Assignment -
If a line in the records below contains "Bóka", copy that line.
++++ Entries shown ++++
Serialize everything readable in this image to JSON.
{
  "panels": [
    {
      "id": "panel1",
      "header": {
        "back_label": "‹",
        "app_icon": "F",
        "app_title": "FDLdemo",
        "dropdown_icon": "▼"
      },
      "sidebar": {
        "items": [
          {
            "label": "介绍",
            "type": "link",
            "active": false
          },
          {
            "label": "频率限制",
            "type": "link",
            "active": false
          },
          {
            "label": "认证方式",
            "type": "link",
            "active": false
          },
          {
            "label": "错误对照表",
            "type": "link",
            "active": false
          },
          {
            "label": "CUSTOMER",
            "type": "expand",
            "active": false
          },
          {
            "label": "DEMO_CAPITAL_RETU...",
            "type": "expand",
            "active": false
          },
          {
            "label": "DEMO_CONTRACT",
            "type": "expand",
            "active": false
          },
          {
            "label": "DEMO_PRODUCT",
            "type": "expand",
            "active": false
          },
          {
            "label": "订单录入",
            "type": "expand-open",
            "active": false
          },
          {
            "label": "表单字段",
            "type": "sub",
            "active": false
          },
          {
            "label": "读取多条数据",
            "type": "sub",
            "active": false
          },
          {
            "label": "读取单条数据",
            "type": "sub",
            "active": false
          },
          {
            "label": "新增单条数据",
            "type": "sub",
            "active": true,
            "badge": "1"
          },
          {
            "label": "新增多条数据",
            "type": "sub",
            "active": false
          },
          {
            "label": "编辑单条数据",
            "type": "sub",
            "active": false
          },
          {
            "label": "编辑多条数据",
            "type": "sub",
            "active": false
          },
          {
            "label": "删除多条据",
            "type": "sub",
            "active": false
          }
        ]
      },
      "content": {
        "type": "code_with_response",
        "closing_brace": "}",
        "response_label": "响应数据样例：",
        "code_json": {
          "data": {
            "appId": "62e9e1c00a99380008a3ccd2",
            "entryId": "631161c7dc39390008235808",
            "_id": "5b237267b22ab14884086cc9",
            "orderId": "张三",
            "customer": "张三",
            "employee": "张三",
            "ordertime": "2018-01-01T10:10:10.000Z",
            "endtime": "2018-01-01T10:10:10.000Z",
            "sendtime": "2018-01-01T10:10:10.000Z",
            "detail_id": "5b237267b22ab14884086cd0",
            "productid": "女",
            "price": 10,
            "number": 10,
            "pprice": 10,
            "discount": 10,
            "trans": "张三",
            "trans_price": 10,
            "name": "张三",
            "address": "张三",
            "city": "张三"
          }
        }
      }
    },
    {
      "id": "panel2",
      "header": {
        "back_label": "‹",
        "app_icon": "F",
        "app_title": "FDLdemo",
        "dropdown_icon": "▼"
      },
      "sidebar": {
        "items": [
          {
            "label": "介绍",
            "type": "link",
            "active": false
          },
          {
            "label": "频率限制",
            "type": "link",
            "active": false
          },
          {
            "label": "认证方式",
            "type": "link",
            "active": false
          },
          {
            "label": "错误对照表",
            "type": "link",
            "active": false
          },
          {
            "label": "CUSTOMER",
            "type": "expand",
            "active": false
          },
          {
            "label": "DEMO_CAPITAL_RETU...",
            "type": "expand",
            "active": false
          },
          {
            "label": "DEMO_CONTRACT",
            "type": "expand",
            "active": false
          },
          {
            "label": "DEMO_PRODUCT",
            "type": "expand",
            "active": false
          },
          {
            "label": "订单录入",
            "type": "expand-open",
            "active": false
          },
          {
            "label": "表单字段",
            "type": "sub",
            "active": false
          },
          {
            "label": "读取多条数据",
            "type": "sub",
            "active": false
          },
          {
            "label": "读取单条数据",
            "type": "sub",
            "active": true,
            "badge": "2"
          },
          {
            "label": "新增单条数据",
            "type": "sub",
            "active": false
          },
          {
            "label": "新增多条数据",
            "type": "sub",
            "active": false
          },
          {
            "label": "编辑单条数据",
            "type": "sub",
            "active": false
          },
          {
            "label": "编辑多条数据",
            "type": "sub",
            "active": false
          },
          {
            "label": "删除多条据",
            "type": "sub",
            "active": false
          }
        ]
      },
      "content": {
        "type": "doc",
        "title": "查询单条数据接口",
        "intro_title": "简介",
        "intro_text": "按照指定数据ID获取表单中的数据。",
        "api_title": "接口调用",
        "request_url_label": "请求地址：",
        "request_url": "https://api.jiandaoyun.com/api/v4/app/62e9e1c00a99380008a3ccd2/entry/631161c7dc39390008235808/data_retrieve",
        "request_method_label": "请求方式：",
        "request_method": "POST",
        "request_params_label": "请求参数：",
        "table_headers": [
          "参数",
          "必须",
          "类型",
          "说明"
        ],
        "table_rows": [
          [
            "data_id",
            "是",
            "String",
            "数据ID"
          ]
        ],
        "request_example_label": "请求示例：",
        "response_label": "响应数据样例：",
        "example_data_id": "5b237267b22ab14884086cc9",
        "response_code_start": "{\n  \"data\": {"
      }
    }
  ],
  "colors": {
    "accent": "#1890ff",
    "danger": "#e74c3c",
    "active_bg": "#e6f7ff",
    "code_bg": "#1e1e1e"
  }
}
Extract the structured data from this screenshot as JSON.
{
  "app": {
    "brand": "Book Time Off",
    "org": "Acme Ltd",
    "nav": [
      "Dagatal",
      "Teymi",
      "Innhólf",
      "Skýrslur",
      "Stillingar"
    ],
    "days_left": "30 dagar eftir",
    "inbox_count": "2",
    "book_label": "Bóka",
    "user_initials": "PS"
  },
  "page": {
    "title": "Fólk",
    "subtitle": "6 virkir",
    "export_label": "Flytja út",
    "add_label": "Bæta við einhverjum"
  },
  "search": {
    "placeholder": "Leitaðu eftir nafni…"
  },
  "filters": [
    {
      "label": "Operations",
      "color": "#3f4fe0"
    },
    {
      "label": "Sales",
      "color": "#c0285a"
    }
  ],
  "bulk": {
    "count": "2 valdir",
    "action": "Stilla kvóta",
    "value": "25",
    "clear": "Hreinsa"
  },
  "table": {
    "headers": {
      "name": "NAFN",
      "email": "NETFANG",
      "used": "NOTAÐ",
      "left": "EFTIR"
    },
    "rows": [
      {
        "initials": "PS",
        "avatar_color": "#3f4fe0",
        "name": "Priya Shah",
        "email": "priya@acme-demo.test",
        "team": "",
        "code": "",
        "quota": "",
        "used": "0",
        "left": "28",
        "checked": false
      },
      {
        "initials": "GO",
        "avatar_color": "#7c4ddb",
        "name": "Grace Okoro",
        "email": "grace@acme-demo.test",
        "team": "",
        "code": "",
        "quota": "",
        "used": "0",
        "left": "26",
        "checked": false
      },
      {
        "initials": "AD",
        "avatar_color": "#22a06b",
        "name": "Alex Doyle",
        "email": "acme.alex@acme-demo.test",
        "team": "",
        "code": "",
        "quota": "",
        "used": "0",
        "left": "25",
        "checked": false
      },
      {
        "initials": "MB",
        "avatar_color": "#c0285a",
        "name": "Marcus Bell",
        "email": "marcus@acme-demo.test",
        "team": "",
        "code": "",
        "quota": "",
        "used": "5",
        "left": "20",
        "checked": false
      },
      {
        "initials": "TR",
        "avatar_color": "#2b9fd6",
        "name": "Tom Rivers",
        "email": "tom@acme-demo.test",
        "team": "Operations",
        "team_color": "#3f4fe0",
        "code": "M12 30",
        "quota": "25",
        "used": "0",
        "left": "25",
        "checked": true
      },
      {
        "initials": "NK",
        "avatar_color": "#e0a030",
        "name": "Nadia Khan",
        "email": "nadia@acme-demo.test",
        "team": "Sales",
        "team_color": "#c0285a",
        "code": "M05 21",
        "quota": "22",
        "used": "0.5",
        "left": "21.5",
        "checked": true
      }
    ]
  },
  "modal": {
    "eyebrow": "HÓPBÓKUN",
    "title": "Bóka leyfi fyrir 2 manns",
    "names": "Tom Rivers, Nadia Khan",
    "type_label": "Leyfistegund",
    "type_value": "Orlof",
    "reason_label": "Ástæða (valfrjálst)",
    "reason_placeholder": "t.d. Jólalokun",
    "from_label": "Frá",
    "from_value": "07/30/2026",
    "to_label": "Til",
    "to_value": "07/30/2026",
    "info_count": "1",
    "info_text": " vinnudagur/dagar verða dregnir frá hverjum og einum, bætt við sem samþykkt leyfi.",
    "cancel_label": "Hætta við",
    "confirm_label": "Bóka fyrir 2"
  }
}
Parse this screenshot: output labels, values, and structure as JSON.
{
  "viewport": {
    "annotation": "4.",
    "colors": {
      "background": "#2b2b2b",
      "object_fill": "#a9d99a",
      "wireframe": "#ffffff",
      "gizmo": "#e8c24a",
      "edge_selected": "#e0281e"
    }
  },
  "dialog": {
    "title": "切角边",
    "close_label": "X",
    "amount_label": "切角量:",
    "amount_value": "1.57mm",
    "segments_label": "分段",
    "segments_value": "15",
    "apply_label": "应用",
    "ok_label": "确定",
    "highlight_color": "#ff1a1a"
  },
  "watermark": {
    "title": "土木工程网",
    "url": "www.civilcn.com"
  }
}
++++
Task answer -
    "book_label": "Bóka",
    "title": "Bóka leyfi fyrir 2 manns",
    "confirm_label": "Bóka fyrir 2"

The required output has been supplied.